With the holiday season approaching, we are constantly bombarded by images of happy families together sharing the joy of the season. However, if you are alone and grieving, this may not be the picture that you can imagine at this point. Holidays, birthdays, or other days that were an important part of your family traditions may trigger painful feelings of loss and grief. People ask, "so, what do you want for Christmas?" The real answer may be, "I want my loved one back," or "I want my job back," or maybe it's, "I want to be able to afford the holidays."
For some people, anticipating, and perhaps even dreading, the upcoming occasion is worse than the actual day.
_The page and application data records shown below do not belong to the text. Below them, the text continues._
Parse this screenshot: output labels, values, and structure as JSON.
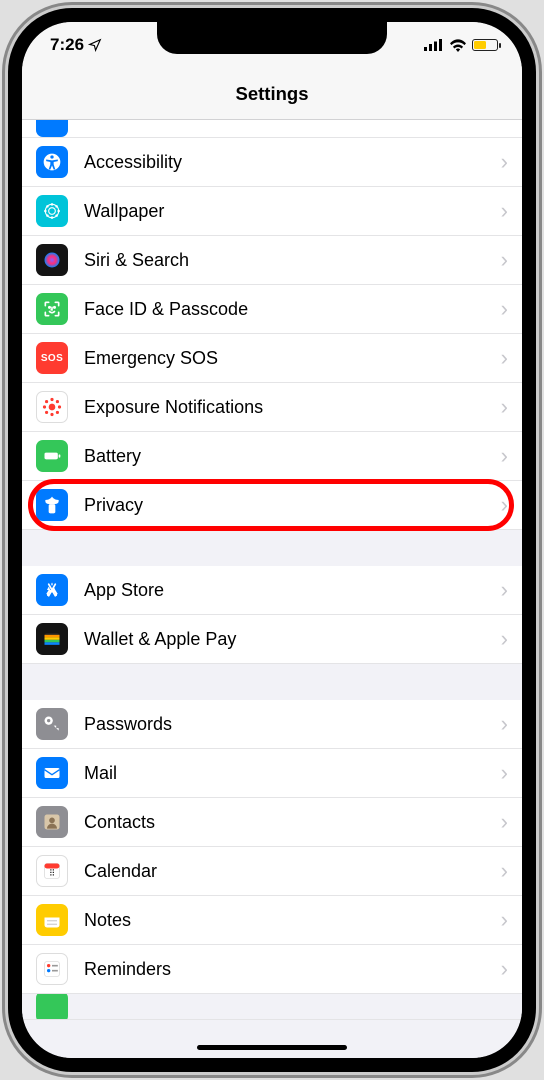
{
  "status": {
    "time": "7:26",
    "location_arrow": "➤"
  },
  "header": {
    "title": "Settings"
  },
  "groups": [
    {
      "items": [
        {
          "id": "accessibility",
          "label": "Accessibility",
          "icon": "accessibility-icon",
          "bg": "bg-blue"
        },
        {
          "id": "wallpaper",
          "label": "Wallpaper",
          "icon": "wallpaper-icon",
          "bg": "bg-teal"
        },
        {
          "id": "siri",
          "label": "Siri & Search",
          "icon": "siri-icon",
          "bg": "bg-black"
        },
        {
          "id": "faceid",
          "label": "Face ID & Passcode",
          "icon": "faceid-icon",
          "bg": "bg-green"
        },
        {
          "id": "sos",
          "label": "Emergency SOS",
          "icon": "sos-icon",
          "bg": "bg-red"
        },
        {
          "id": "exposure",
          "label": "Exposure Notifications",
          "icon": "exposure-icon",
          "bg": "bg-white"
        },
        {
          "id": "battery",
          "label": "Battery",
          "icon": "battery-icon",
          "bg": "bg-green"
        },
        {
          "id": "privacy",
          "label": "Privacy",
          "icon": "privacy-icon",
          "bg": "bg-blue",
          "highlight": true
        }
      ]
    },
    {
      "items": [
        {
          "id": "appstore",
          "label": "App Store",
          "icon": "appstore-icon",
          "bg": "bg-blue"
        },
        {
          "id": "wallet",
          "label": "Wallet & Apple Pay",
          "icon": "wallet-icon",
          "bg": "bg-black"
        }
      ]
    },
    {
      "items": [
        {
          "id": "passwords",
          "label": "Passwords",
          "icon": "passwords-icon",
          "bg": "bg-gray"
        },
        {
          "id": "mail",
          "label": "Mail",
          "icon": "mail-icon",
          "bg": "bg-blue"
        },
        {
          "id": "contacts",
          "label": "Contacts",
          "icon": "contacts-icon",
          "bg": "bg-gray"
        },
        {
          "id": "calendar",
          "label": "Calendar",
          "icon": "calendar-icon",
          "bg": "bg-white"
        },
        {
          "id": "notes",
          "label": "Notes",
          "icon": "notes-icon",
          "bg": "bg-yellow"
        },
        {
          "id": "reminders",
          "label": "Reminders",
          "icon": "reminders-icon",
          "bg": "bg-white"
        }
      ]
    }
  ],
  "icon_text": {
    "sos": "SOS"
  }
}
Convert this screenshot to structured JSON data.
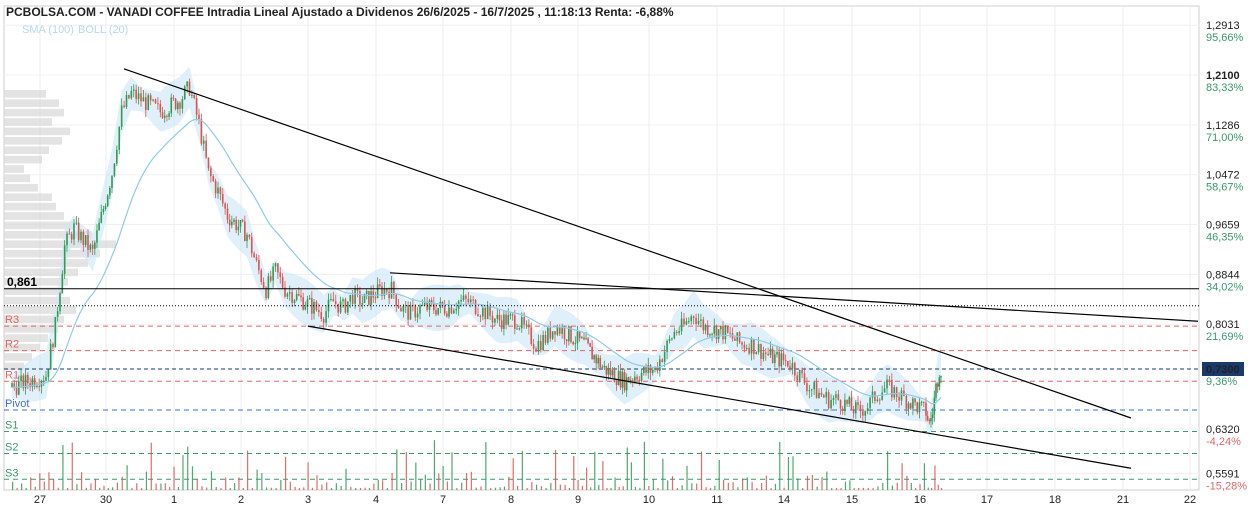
{
  "header": {
    "title": "PCBOLSA.COM - VANADI COFFEE Intradia Lineal Ajustado a Dividenos 26/6/2025 - 16/7/2025 , 11:18:13 Renta: -6,88%",
    "indicators": [
      "SMA (100)",
      "BOLL (20)"
    ]
  },
  "colors": {
    "up": "#2e9a52",
    "down": "#d9534f",
    "sma": "#8fcbe8",
    "boll_fill": "#cfe8f7",
    "resistance": "#e06666",
    "support": "#3a9a6a",
    "pivot": "#3b6fd6",
    "trendline": "#000000",
    "volume_profile": "#d9d9d9"
  },
  "chart_data": {
    "type": "candlestick",
    "title": "PCBOLSA.COM - VANADI COFFEE Intradia Lineal Ajustado a Dividenos 26/6/2025 - 16/7/2025 , 11:18:13 Renta: -6,88%",
    "x_tick_labels": [
      "27",
      "30",
      "1",
      "2",
      "3",
      "4",
      "7",
      "8",
      "9",
      "10",
      "11",
      "14",
      "15",
      "16",
      "17",
      "18",
      "21",
      "22"
    ],
    "y_range": [
      0.52,
      1.3
    ],
    "y_ticks": [
      {
        "price": "1,2913",
        "pct": "95,66%"
      },
      {
        "price": "1,2100",
        "pct": "83,33%"
      },
      {
        "price": "1,1286",
        "pct": "71,00%"
      },
      {
        "price": "1,0472",
        "pct": "58,67%"
      },
      {
        "price": "0,9659",
        "pct": "46,35%"
      },
      {
        "price": "0,8844",
        "pct": "34,02%"
      },
      {
        "price": "0,8031",
        "pct": "21,69%"
      },
      {
        "price": "0,7300",
        "pct": "9,36%"
      },
      {
        "price": "0,6320",
        "pct": "-4,24%"
      },
      {
        "price": "0,5591",
        "pct": "-15,28%"
      }
    ],
    "last_price": "0,7300",
    "marker_line": {
      "label": "0,861",
      "value": 0.861
    },
    "pivot_levels": [
      {
        "name": "R3",
        "value": 0.8
      },
      {
        "name": "R2",
        "value": 0.76
      },
      {
        "name": "R1",
        "value": 0.71
      },
      {
        "name": "Pivot",
        "value": 0.663
      },
      {
        "name": "S1",
        "value": 0.628
      },
      {
        "name": "S2",
        "value": 0.592
      },
      {
        "name": "S3",
        "value": 0.55
      }
    ],
    "close_series": [
      {
        "session": "27",
        "closes": [
          0.72,
          0.8,
          0.93,
          0.96,
          0.94,
          0.92
        ]
      },
      {
        "session": "30",
        "closes": [
          1.05,
          1.15,
          1.18,
          1.17,
          1.16,
          1.15
        ]
      },
      {
        "session": "1",
        "closes": [
          1.17,
          1.19,
          1.13,
          1.05,
          1.02,
          0.98
        ]
      },
      {
        "session": "2",
        "closes": [
          0.95,
          0.9,
          0.86,
          0.89,
          0.86,
          0.85
        ]
      },
      {
        "session": "3",
        "closes": [
          0.83,
          0.82,
          0.84,
          0.83,
          0.85,
          0.84
        ]
      },
      {
        "session": "4",
        "closes": [
          0.86,
          0.86,
          0.83,
          0.82,
          0.83,
          0.83
        ]
      },
      {
        "session": "7",
        "closes": [
          0.83,
          0.84,
          0.84,
          0.83,
          0.82,
          0.81
        ]
      },
      {
        "session": "8",
        "closes": [
          0.81,
          0.79,
          0.77,
          0.78,
          0.8,
          0.79
        ]
      },
      {
        "session": "9",
        "closes": [
          0.77,
          0.75,
          0.73,
          0.72,
          0.71,
          0.72
        ]
      },
      {
        "session": "10",
        "closes": [
          0.73,
          0.76,
          0.79,
          0.8,
          0.82,
          0.8
        ]
      },
      {
        "session": "11",
        "closes": [
          0.79,
          0.78,
          0.77,
          0.77,
          0.76,
          0.75
        ]
      },
      {
        "session": "14",
        "closes": [
          0.74,
          0.72,
          0.7,
          0.69,
          0.68,
          0.68
        ]
      },
      {
        "session": "15",
        "closes": [
          0.66,
          0.67,
          0.69,
          0.7,
          0.69,
          0.68
        ]
      },
      {
        "session": "16",
        "closes": [
          0.66,
          0.64,
          0.66,
          0.7,
          0.73,
          0.73
        ]
      }
    ],
    "trendlines": [
      {
        "from": {
          "x": "30",
          "y": 1.22
        },
        "to": {
          "x": "21",
          "y": 0.65
        }
      },
      {
        "from": {
          "x": "4",
          "y": 0.887
        },
        "to": {
          "x": "22",
          "y": 0.808
        }
      },
      {
        "from": {
          "x": "3",
          "y": 0.8
        },
        "to": {
          "x": "21",
          "y": 0.568
        }
      }
    ],
    "grid": true,
    "legend_position": "top-left"
  }
}
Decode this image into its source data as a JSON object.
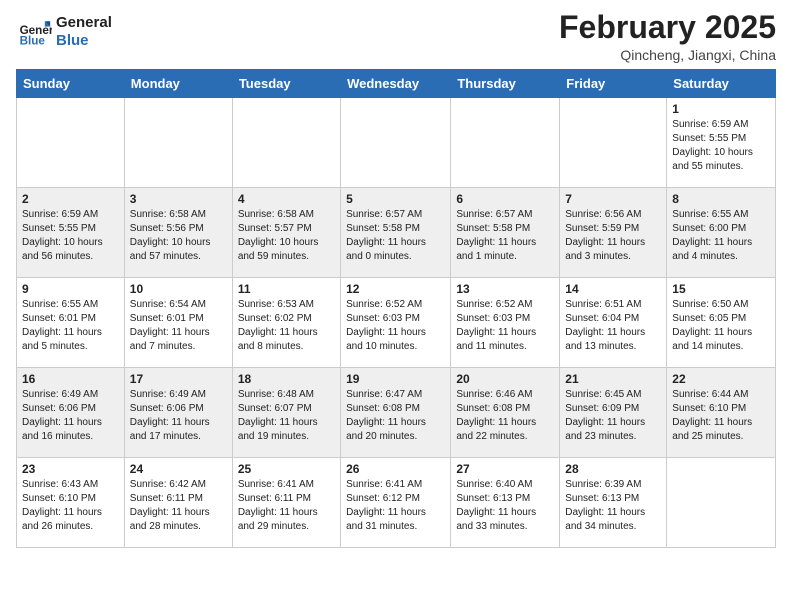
{
  "header": {
    "logo_line1": "General",
    "logo_line2": "Blue",
    "month": "February 2025",
    "location": "Qincheng, Jiangxi, China"
  },
  "weekdays": [
    "Sunday",
    "Monday",
    "Tuesday",
    "Wednesday",
    "Thursday",
    "Friday",
    "Saturday"
  ],
  "weeks": [
    [
      {
        "day": "",
        "info": ""
      },
      {
        "day": "",
        "info": ""
      },
      {
        "day": "",
        "info": ""
      },
      {
        "day": "",
        "info": ""
      },
      {
        "day": "",
        "info": ""
      },
      {
        "day": "",
        "info": ""
      },
      {
        "day": "1",
        "info": "Sunrise: 6:59 AM\nSunset: 5:55 PM\nDaylight: 10 hours\nand 55 minutes."
      }
    ],
    [
      {
        "day": "2",
        "info": "Sunrise: 6:59 AM\nSunset: 5:55 PM\nDaylight: 10 hours\nand 56 minutes."
      },
      {
        "day": "3",
        "info": "Sunrise: 6:58 AM\nSunset: 5:56 PM\nDaylight: 10 hours\nand 57 minutes."
      },
      {
        "day": "4",
        "info": "Sunrise: 6:58 AM\nSunset: 5:57 PM\nDaylight: 10 hours\nand 59 minutes."
      },
      {
        "day": "5",
        "info": "Sunrise: 6:57 AM\nSunset: 5:58 PM\nDaylight: 11 hours\nand 0 minutes."
      },
      {
        "day": "6",
        "info": "Sunrise: 6:57 AM\nSunset: 5:58 PM\nDaylight: 11 hours\nand 1 minute."
      },
      {
        "day": "7",
        "info": "Sunrise: 6:56 AM\nSunset: 5:59 PM\nDaylight: 11 hours\nand 3 minutes."
      },
      {
        "day": "8",
        "info": "Sunrise: 6:55 AM\nSunset: 6:00 PM\nDaylight: 11 hours\nand 4 minutes."
      }
    ],
    [
      {
        "day": "9",
        "info": "Sunrise: 6:55 AM\nSunset: 6:01 PM\nDaylight: 11 hours\nand 5 minutes."
      },
      {
        "day": "10",
        "info": "Sunrise: 6:54 AM\nSunset: 6:01 PM\nDaylight: 11 hours\nand 7 minutes."
      },
      {
        "day": "11",
        "info": "Sunrise: 6:53 AM\nSunset: 6:02 PM\nDaylight: 11 hours\nand 8 minutes."
      },
      {
        "day": "12",
        "info": "Sunrise: 6:52 AM\nSunset: 6:03 PM\nDaylight: 11 hours\nand 10 minutes."
      },
      {
        "day": "13",
        "info": "Sunrise: 6:52 AM\nSunset: 6:03 PM\nDaylight: 11 hours\nand 11 minutes."
      },
      {
        "day": "14",
        "info": "Sunrise: 6:51 AM\nSunset: 6:04 PM\nDaylight: 11 hours\nand 13 minutes."
      },
      {
        "day": "15",
        "info": "Sunrise: 6:50 AM\nSunset: 6:05 PM\nDaylight: 11 hours\nand 14 minutes."
      }
    ],
    [
      {
        "day": "16",
        "info": "Sunrise: 6:49 AM\nSunset: 6:06 PM\nDaylight: 11 hours\nand 16 minutes."
      },
      {
        "day": "17",
        "info": "Sunrise: 6:49 AM\nSunset: 6:06 PM\nDaylight: 11 hours\nand 17 minutes."
      },
      {
        "day": "18",
        "info": "Sunrise: 6:48 AM\nSunset: 6:07 PM\nDaylight: 11 hours\nand 19 minutes."
      },
      {
        "day": "19",
        "info": "Sunrise: 6:47 AM\nSunset: 6:08 PM\nDaylight: 11 hours\nand 20 minutes."
      },
      {
        "day": "20",
        "info": "Sunrise: 6:46 AM\nSunset: 6:08 PM\nDaylight: 11 hours\nand 22 minutes."
      },
      {
        "day": "21",
        "info": "Sunrise: 6:45 AM\nSunset: 6:09 PM\nDaylight: 11 hours\nand 23 minutes."
      },
      {
        "day": "22",
        "info": "Sunrise: 6:44 AM\nSunset: 6:10 PM\nDaylight: 11 hours\nand 25 minutes."
      }
    ],
    [
      {
        "day": "23",
        "info": "Sunrise: 6:43 AM\nSunset: 6:10 PM\nDaylight: 11 hours\nand 26 minutes."
      },
      {
        "day": "24",
        "info": "Sunrise: 6:42 AM\nSunset: 6:11 PM\nDaylight: 11 hours\nand 28 minutes."
      },
      {
        "day": "25",
        "info": "Sunrise: 6:41 AM\nSunset: 6:11 PM\nDaylight: 11 hours\nand 29 minutes."
      },
      {
        "day": "26",
        "info": "Sunrise: 6:41 AM\nSunset: 6:12 PM\nDaylight: 11 hours\nand 31 minutes."
      },
      {
        "day": "27",
        "info": "Sunrise: 6:40 AM\nSunset: 6:13 PM\nDaylight: 11 hours\nand 33 minutes."
      },
      {
        "day": "28",
        "info": "Sunrise: 6:39 AM\nSunset: 6:13 PM\nDaylight: 11 hours\nand 34 minutes."
      },
      {
        "day": "",
        "info": ""
      }
    ]
  ]
}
Fearing that you may react badly, or ruin the holiday for others, can lead to feelings of grief and anxiety.
There are several ways to approach these special days. You can try to make them just as they were in the past. You can do something completely different. Or you can create a day that combines old traditions with new ones. There may be some pressure from family and friends to do the day exactly as before, but this can be emotionally draining because nothing is ever truly exactly as before.
While you might find yourself wishing that you could just go to sleep and wake up after the holidays, that is not an option. The good news is that grief support during holidays is possible!
Here are some ideas which may help you face the challenges of the holidays.
Don't Isolate Yourself. It's normal and natural to feel lost and alone―but Don't Isolate―even if you have to force yourself to be with people and participate in everyday activities.
Don't misuse food or alcohol to cover up or push down your feelings. As children, when we were sad about something, we were often told, "Don't feel bad. Here have a cookie; you'll feel better." The cookie doesn't make the child feel better; it makes the child feel different. The real cause of your sadness is not resolved this way. When we get older, alcohol and drugs are used for the same wrong reasons - to mask feelings of sadness.
Talk about your feelings, but don't expect a quick fix. It's essential to have someone you trust to talk to about your memories and the feelings they evoke. Ask a friend to listen to you and not try to fix you. You're sad, not broken, and you need to be heard.
While it's important to talk about your feelings, please don't dwell on them. Telling yourself the same sad story repeatedly is not helpful; it can establish and cement a relationship to your pain. It can be better to make a simple statement of how you feel in the moment. For example, say, "I just had a sad feeling of missing him/her."
Time doesn't heal—actions do. The myth that time heals a broken heart is just that, a myth. Time passes, but it's the actions you take within time that can help you feel better.
You may find that the challenges of the holidays prompt you to want to start taking recovery action. Taking meaningful action to move through your loss's emotional pain will help prepare you for the next special day on the calendar. We would be honored to help you with that. Check out our various workshops and contact us for a free consultation.